Washington has been turned upside down by the presidency of Donald Trump, but there are many in this city who will now wield power and influence either through their wits, careful planning or just dumb luck. 

CQ Roll Call has identified 17 of these people to watch in 2017. Some of the names are familiar, others have recently burst on the scene. 

Photos of the Week: Senate Goes Nuclear to Confirm Gorsuch
The week of April 3 as captured by Roll Call’s photographers

Senate Majority Leader Mitch McConnell gives a thumbs-up on Thursday after the Senate invoked the "nuclear option" which will allow for a simple majority vote to confirm a Supreme Court justice nominee. (Tom Williams/CQ Roll Call)

The consideration of Neil Gorsuch to be an associate justice of the Supreme Court was front and center all week on Capitol Hill.

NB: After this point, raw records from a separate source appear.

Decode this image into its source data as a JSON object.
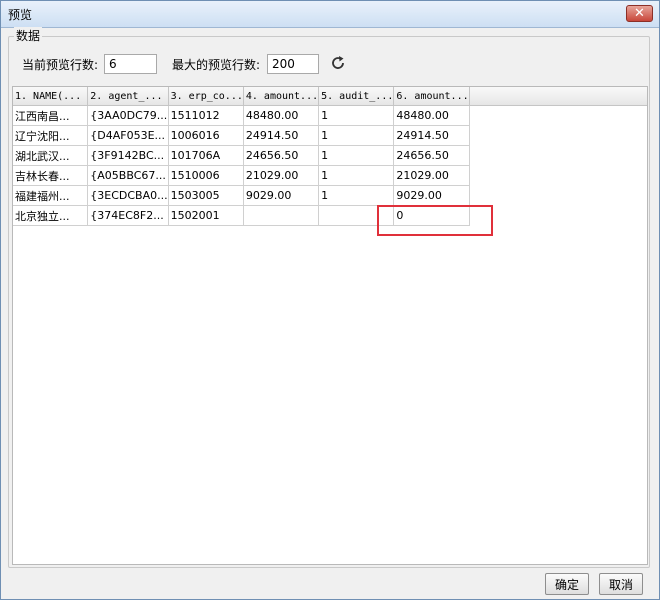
{
  "window": {
    "title": "预览"
  },
  "group": {
    "label": "数据"
  },
  "controls": {
    "current_rows_label": "当前预览行数:",
    "current_rows_value": "6",
    "max_rows_label": "最大的预览行数:",
    "max_rows_value": "200"
  },
  "table": {
    "columns": [
      "1. NAME(...",
      "2. agent_...",
      "3. erp_co...",
      "4. amount...",
      "5. audit_...",
      "6. amount..."
    ],
    "rows": [
      [
        "江西南昌...",
        "{3AA0DC79...",
        "1511012",
        "48480.00",
        "1",
        "48480.00"
      ],
      [
        "辽宁沈阳...",
        "{D4AF053E...",
        "1006016",
        "24914.50",
        "1",
        "24914.50"
      ],
      [
        "湖北武汉...",
        "{3F9142BC...",
        "101706A",
        "24656.50",
        "1",
        "24656.50"
      ],
      [
        "吉林长春...",
        "{A05BBC67...",
        "1510006",
        "21029.00",
        "1",
        "21029.00"
      ],
      [
        "福建福州...",
        "{3ECDCBA0...",
        "1503005",
        "9029.00",
        "1",
        "9029.00"
      ],
      [
        "北京独立...",
        "{374EC8F2...",
        "1502001",
        "",
        "",
        "0"
      ]
    ]
  },
  "buttons": {
    "ok": "确定",
    "cancel": "取消"
  },
  "icons": {
    "refresh": "refresh-icon",
    "close": "close-icon"
  },
  "colors": {
    "highlight": "#e0303a",
    "title_bar": "#d6e5f5"
  }
}
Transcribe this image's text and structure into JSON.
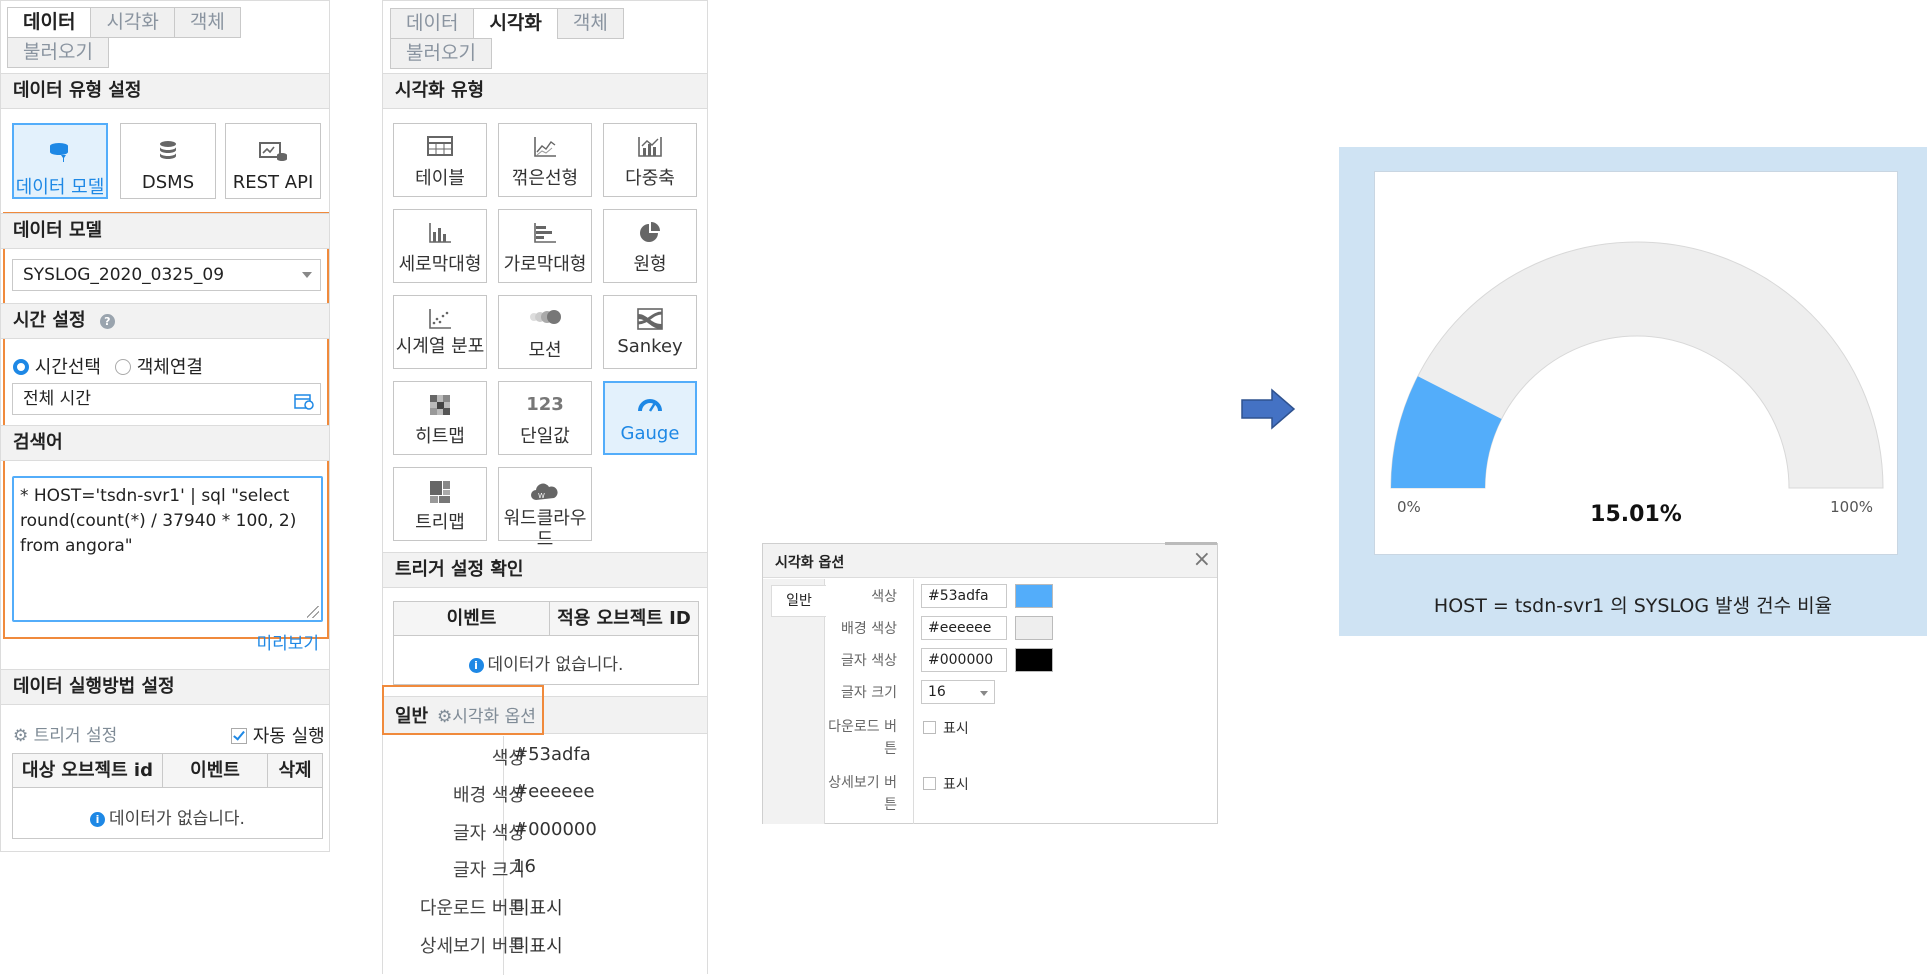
{
  "data_panel": {
    "tabs": [
      "데이터",
      "시각화",
      "객체",
      "불러오기"
    ],
    "data_type_header": "데이터 유형 설정",
    "data_types": [
      {
        "label": "데이터 모델",
        "icon": "data-model-icon",
        "active": true
      },
      {
        "label": "DSMS",
        "icon": "database-icon",
        "active": false
      },
      {
        "label": "REST API",
        "icon": "rest-api-icon",
        "active": false
      }
    ],
    "model_header": "데이터 모델",
    "model_value": "SYSLOG_2020_0325_09",
    "time_header": "시간 설정",
    "time_radio_1": "시간선택",
    "time_radio_2": "객체연결",
    "time_value": "전체 시간",
    "search_header": "검색어",
    "search_query": "*  HOST='tsdn-svr1' |  sql \"select round(count(*) / 37940 * 100, 2) from angora\"",
    "preview_link": "미리보기",
    "exec_header": "데이터 실행방법 설정",
    "trigger_label": "트리거 설정",
    "auto_run_label": "자동 실행",
    "table_headers": [
      "대상 오브젝트 id",
      "이벤트",
      "삭제"
    ],
    "no_data": "데이터가 없습니다."
  },
  "vis_panel": {
    "tabs": [
      "데이터",
      "시각화",
      "객체",
      "불러오기"
    ],
    "vis_type_header": "시각화 유형",
    "vis_types": [
      {
        "label": "테이블",
        "icon": "table-icon"
      },
      {
        "label": "꺾은선형",
        "icon": "line-chart-icon"
      },
      {
        "label": "다중축",
        "icon": "multi-axis-icon"
      },
      {
        "label": "세로막대형",
        "icon": "column-chart-icon"
      },
      {
        "label": "가로막대형",
        "icon": "bar-chart-icon"
      },
      {
        "label": "원형",
        "icon": "pie-chart-icon"
      },
      {
        "label": "시계열 분포",
        "icon": "timeseries-icon"
      },
      {
        "label": "모션",
        "icon": "motion-icon"
      },
      {
        "label": "Sankey",
        "icon": "sankey-icon"
      },
      {
        "label": "히트맵",
        "icon": "heatmap-icon"
      },
      {
        "label": "단일값",
        "icon": "single-value-icon",
        "icon_text": "123"
      },
      {
        "label": "Gauge",
        "icon": "gauge-icon",
        "active": true
      },
      {
        "label": "트리맵",
        "icon": "treemap-icon"
      },
      {
        "label": "워드클라우드",
        "icon": "wordcloud-icon"
      }
    ],
    "trigger_header": "트리거 설정 확인",
    "trigger_table_headers": [
      "이벤트",
      "적용 오브젝트 ID"
    ],
    "no_data": "데이터가 없습니다.",
    "subtab_general": "일반",
    "subtab_options": "시각화 옵션",
    "props": [
      {
        "key": "색상",
        "value": "#53adfa"
      },
      {
        "key": "배경 색상",
        "value": "#eeeeee"
      },
      {
        "key": "글자 색상",
        "value": "#000000"
      },
      {
        "key": "글자 크기",
        "value": "16"
      },
      {
        "key": "다운로드 버튼",
        "value": "미표시"
      },
      {
        "key": "상세보기 버튼",
        "value": "미표시"
      }
    ]
  },
  "options_dialog": {
    "title": "시각화 옵션",
    "close": "×",
    "tab": "일반",
    "color_label": "색상",
    "color_value": "#53adfa",
    "bg_label": "배경 색상",
    "bg_value": "#eeeeee",
    "font_color_label": "글자 색상",
    "font_color_value": "#000000",
    "font_size_label": "글자 크기",
    "font_size_value": "16",
    "download_label_1": "다운로드 버",
    "download_label_2": "튼",
    "detail_label_1": "상세보기 버",
    "detail_label_2": "튼",
    "show_label": "표시"
  },
  "gauge": {
    "value": 15.01,
    "min": 0,
    "max": 100,
    "value_label": "15.01%",
    "min_label": "0%",
    "max_label": "100%",
    "fill_color": "#53adfa",
    "track_color": "#eeeeee",
    "frame_color": "#cfe3f3",
    "caption": "HOST = tsdn-svr1 의 SYSLOG 발생 건수 비율"
  },
  "arrow_color": "#4472c4"
}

The final vote for confirmation took place Friday morning, with Vice President Mike Pence presiding over the Senate, but the lead-up had more fireworks — with Majority Leader Mitch McConnell invoking the “nuclear option” on Thursday to lower the threshold of cloture votes needed, effectively clearing the way for Gorsuch’s approval. 

The Bipartisan Effort to Make Senate History
Lack of Senate retirements could be unprecedented

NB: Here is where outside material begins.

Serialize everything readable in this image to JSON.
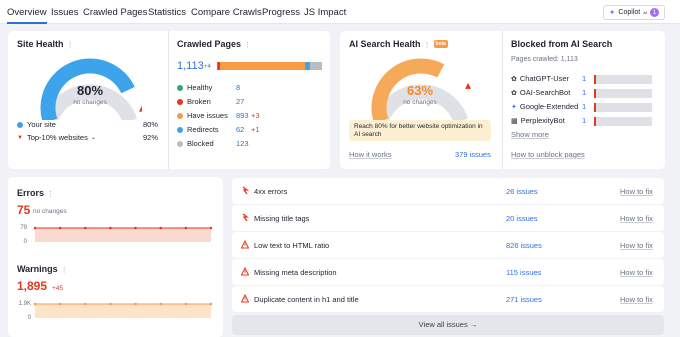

California Sen. Dianne Feinstein appears more likely to run for a fifth full term. (Bill Clark/CQ Roll Call file photo)

For all of the moaning and groaning about Washington being dysfunctional, members of Congress aren’t exactly tripping over each other to get out of town.

So far, all of the Republican and Democratic senators up for re-election this cycle seem intent on seeking another term. And if that trend continues, it would be historic. 

Senate Moves Closer to Supreme Court Showdown on Gorsuch
Graham: ‘If we have to, we will change the rule and it looks like we’re going to have to.’

Sens. John Kennedy of Louisiana, left, and Thom Tillis of North Carolina listen to Minnesota Sen. Al Franken make a statement during a Senate Judiciary Committee meeting Monday on Judge Neil Gorsuch’s nomination to the Supreme Court. (Tom Williams/CQ Roll Call)

Updated 6:22 p.m. | Long-held Senate rules that require consensus for Supreme Court nominees appear doomed, after enough Democrats announced they would block Judge Neil Gorsuch’s confirmation and force Republicans to alter filibuster rules if they want to put President Donald Trump’s pick on the high court.

The Republican-controlled Senate Judiciary Committee voted 11-9 along party lines Monday, as expected, to favorably advance Gorsuch’s nomination to the Senate floor, but not before key Democrats said they would oppose the 49-year-old federal appeals court judge from Colorado.

Senate Preparing to Revive the Delta Queen
Wooden vessel needs an exemption, and the Senate's now set a vote

The Delta Queen riverboat, which has been in dry dock for years, awaits congressional approval for overnight travel on the nation's inland waterways . (AP Photo/Al Behrman, File)

Before the week’s headline Supreme Court debate, senators are poised to get the Delta Queen back cruising America’s waterways.

The legendary riverboat has been barred from carrying overnight passengers since an exemption to the 1966 Safety of Life at Sea Act for the largely wooden vessel lapsed back in 2008.

Opinion: And Now for Something Easy, Like Tax Reform
Legislation will need Democratic votes to succeed

UNITED STATES — Treasury Secretary Steven Mnuchin wants to get tax reform passed and signed by August. (Tom Williams/CQ Roll Call)

Health care reform did not go well for the White House last week. OK, it blew up. But Treasury Secretary Steve Mnuchin is still bullish about getting tax reform passed and signed by August. 

“Health care and tax reform are two very different things,” he told Mike Allen of Axios last Friday, hours before the Obamacare vote was canceled amid GOP infighting. “Health care is a very complicated issue … in many ways, [tax reform] is a lot simpler. It really is.”